▶ **WORK REQUEST**:
Scan the lines below for the string "this" and copy every one that has it.

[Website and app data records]
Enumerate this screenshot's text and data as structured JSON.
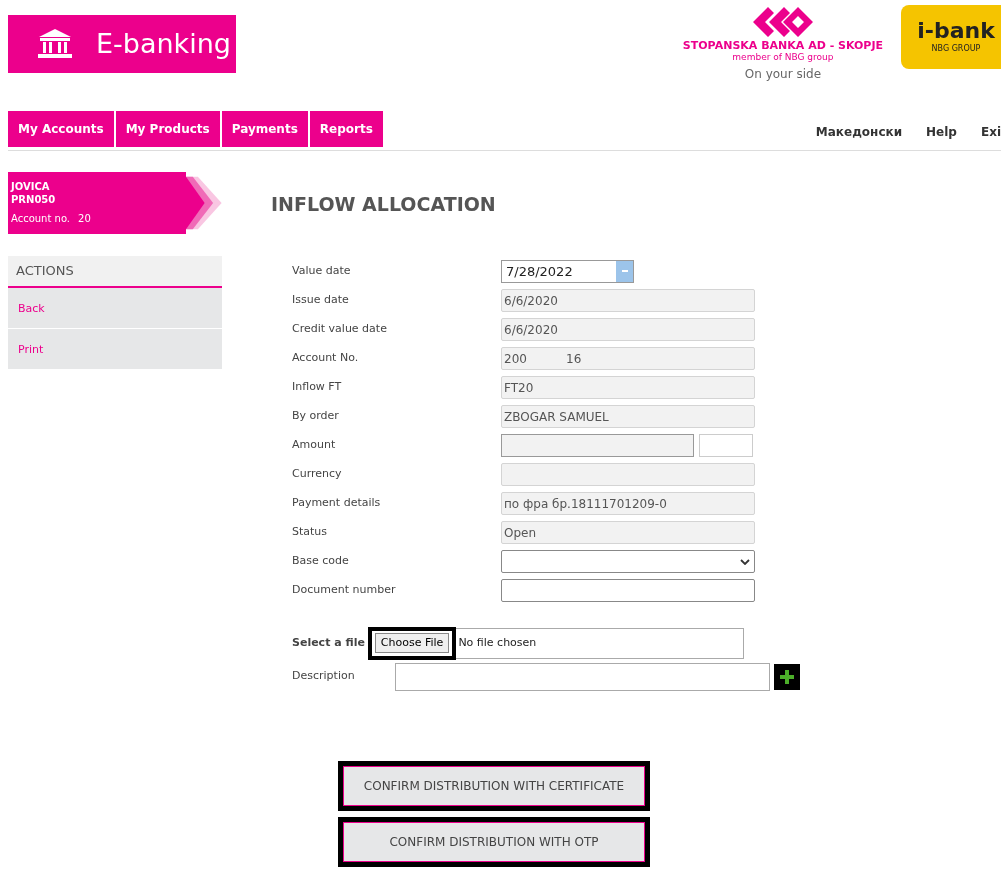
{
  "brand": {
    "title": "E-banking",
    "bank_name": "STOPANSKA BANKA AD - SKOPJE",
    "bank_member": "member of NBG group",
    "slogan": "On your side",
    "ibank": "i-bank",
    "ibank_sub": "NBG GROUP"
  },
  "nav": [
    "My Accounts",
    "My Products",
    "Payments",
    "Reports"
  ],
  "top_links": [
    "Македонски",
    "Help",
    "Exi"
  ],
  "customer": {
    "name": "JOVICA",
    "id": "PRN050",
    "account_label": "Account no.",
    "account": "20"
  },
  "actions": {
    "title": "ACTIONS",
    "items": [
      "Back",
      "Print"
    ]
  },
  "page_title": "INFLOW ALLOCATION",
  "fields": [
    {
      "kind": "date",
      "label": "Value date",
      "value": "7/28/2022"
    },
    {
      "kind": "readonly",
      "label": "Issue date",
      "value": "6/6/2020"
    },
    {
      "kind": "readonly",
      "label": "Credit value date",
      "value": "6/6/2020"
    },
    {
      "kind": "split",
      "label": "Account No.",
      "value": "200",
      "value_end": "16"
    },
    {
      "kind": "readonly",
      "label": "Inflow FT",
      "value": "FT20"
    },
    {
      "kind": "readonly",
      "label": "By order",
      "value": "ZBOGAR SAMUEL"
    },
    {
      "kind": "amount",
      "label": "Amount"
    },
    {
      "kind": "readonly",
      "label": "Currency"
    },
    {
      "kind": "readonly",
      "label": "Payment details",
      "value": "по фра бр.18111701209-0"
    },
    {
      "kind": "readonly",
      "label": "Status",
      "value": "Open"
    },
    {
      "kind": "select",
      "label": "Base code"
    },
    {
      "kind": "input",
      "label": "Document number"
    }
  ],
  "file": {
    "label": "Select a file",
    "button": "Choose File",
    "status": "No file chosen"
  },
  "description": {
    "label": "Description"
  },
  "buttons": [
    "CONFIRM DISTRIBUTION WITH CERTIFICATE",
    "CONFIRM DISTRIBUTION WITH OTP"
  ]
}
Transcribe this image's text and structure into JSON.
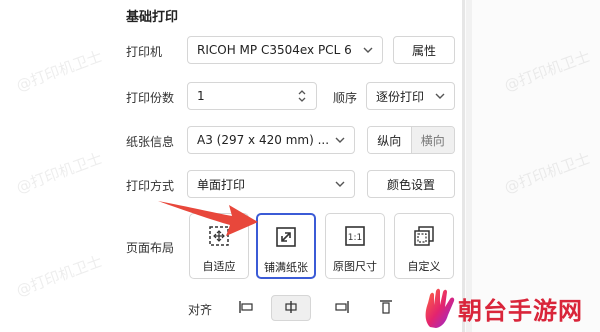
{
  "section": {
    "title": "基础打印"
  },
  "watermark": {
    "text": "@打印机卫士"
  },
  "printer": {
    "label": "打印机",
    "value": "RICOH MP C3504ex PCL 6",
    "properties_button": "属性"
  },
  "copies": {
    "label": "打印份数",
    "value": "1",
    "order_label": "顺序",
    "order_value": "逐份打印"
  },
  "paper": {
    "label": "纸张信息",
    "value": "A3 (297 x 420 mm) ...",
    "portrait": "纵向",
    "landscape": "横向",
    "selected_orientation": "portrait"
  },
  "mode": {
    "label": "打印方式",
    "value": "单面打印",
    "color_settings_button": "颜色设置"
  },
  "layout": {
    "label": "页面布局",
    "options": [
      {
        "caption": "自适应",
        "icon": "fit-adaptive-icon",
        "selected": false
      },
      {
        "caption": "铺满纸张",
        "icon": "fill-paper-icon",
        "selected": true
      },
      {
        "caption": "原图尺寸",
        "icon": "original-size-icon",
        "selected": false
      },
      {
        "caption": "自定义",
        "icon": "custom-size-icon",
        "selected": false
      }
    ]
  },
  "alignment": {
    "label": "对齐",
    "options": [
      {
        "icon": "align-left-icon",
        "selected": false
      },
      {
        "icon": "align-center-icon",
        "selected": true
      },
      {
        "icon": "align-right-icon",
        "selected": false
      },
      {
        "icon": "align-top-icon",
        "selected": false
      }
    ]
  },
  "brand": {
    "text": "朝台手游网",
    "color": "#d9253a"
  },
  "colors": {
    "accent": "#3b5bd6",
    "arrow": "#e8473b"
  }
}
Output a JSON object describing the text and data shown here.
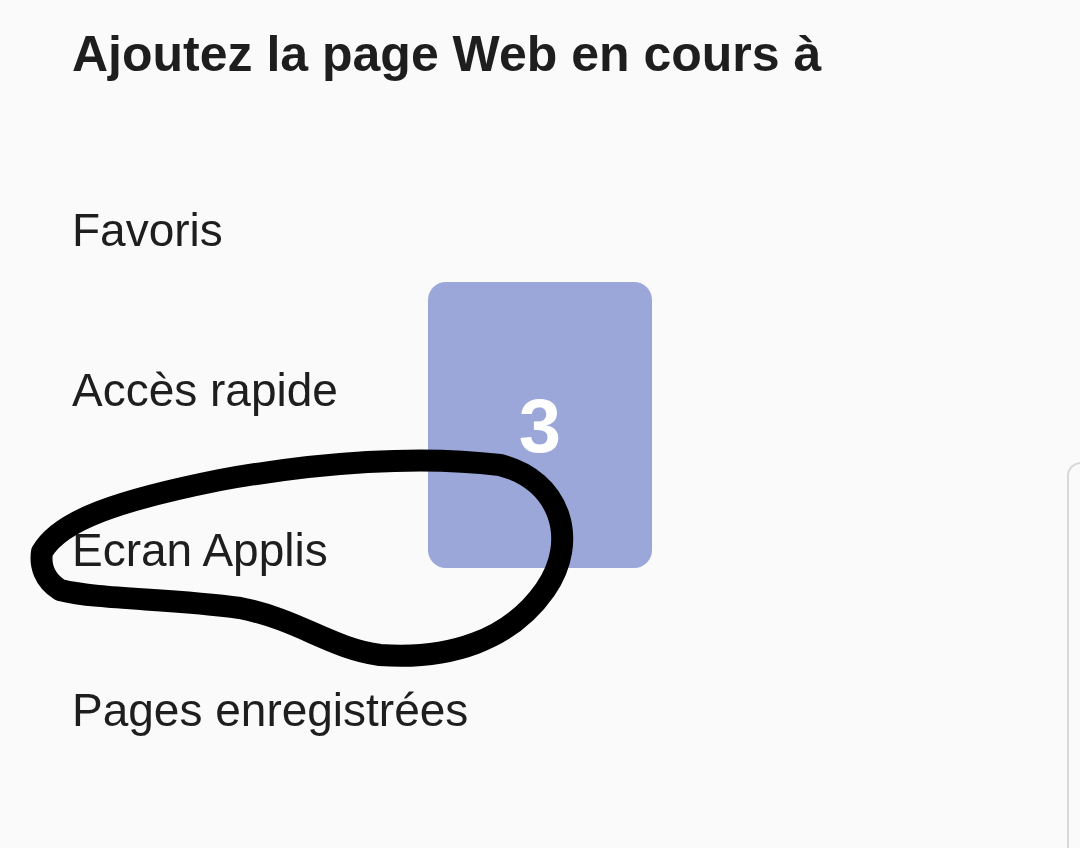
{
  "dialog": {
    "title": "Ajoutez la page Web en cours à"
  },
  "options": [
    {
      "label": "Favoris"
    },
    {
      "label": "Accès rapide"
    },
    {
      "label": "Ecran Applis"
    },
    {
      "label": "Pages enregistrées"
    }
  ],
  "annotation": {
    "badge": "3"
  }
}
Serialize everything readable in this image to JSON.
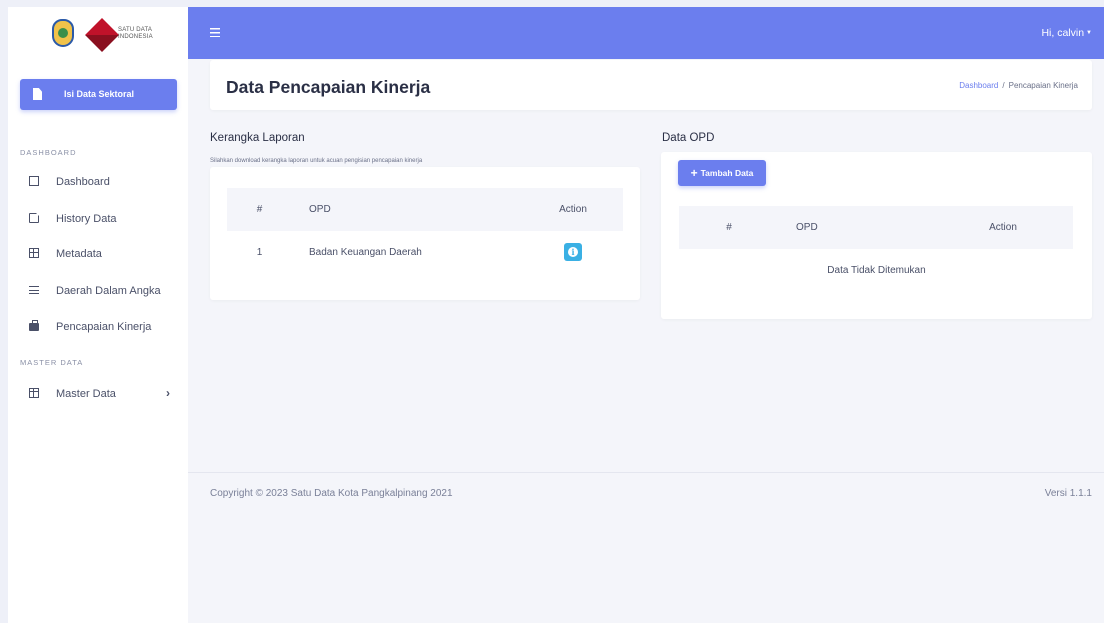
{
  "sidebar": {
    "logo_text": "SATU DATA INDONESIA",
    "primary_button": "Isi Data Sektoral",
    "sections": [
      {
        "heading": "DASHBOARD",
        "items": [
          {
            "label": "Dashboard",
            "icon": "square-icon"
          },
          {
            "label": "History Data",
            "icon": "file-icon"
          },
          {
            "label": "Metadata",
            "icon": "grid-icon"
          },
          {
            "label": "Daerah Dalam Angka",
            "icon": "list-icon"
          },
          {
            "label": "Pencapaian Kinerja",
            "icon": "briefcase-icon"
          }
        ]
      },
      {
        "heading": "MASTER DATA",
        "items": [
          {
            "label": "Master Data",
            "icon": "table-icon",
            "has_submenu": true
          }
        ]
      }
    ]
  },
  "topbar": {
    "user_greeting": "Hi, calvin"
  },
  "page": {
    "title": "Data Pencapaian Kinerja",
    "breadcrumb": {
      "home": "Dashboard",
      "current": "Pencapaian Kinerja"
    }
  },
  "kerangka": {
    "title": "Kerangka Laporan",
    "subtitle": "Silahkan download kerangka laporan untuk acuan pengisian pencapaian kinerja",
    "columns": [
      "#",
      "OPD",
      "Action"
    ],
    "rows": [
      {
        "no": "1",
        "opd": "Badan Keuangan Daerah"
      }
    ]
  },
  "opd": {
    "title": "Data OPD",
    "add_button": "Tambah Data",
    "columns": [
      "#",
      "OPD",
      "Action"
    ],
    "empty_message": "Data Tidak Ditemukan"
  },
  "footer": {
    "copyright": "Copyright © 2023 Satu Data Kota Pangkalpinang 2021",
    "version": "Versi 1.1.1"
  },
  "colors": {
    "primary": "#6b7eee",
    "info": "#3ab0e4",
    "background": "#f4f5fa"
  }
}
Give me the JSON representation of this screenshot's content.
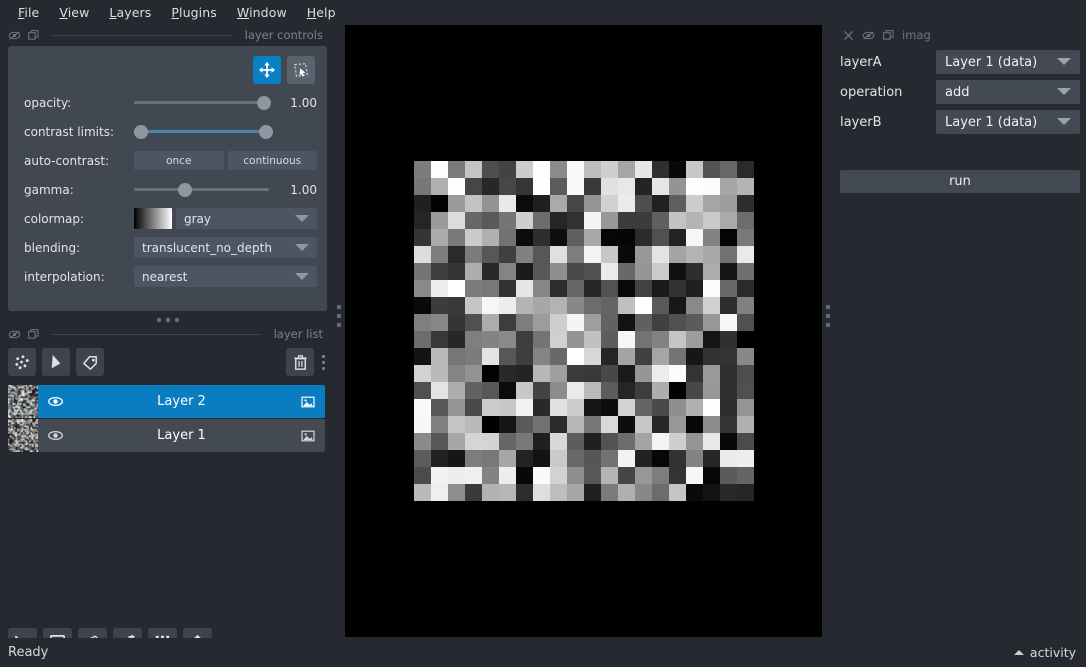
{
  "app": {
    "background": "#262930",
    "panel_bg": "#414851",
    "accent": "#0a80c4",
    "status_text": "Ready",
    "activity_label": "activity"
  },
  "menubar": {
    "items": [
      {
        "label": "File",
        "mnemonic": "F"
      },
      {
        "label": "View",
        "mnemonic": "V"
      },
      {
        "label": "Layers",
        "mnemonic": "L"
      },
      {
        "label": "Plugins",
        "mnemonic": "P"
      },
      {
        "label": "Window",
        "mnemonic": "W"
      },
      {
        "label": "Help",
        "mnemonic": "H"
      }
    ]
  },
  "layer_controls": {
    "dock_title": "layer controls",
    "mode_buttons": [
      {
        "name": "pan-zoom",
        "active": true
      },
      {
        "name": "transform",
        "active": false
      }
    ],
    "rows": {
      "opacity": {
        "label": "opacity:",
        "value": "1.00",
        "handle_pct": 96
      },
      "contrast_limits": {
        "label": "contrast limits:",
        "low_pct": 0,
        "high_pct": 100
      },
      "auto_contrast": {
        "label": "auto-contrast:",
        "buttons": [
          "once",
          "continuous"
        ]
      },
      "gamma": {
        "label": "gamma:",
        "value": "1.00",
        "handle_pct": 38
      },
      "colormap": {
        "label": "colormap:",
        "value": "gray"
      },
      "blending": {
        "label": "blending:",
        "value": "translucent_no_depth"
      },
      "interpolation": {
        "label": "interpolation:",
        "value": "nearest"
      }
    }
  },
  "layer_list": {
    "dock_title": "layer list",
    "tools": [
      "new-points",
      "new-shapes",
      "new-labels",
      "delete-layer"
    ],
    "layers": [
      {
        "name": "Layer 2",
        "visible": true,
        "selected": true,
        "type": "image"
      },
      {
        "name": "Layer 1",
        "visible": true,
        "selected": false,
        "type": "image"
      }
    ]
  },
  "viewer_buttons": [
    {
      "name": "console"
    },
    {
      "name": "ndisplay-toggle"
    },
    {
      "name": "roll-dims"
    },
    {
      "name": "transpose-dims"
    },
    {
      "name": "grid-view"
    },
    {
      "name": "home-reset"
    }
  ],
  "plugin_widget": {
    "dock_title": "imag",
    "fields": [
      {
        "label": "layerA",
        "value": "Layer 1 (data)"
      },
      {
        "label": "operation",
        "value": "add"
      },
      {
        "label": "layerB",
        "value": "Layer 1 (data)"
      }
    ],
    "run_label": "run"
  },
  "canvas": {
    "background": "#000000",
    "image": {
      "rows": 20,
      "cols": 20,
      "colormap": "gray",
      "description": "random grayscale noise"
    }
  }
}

▶ **TASK RESULT**:
Enumerate this screenshot's text and data as structured JSON.
Transcribe this image's text and structure into JSON.
Serialize everything readable in this image to JSON.
Give me the JSON representation of this screenshot's content.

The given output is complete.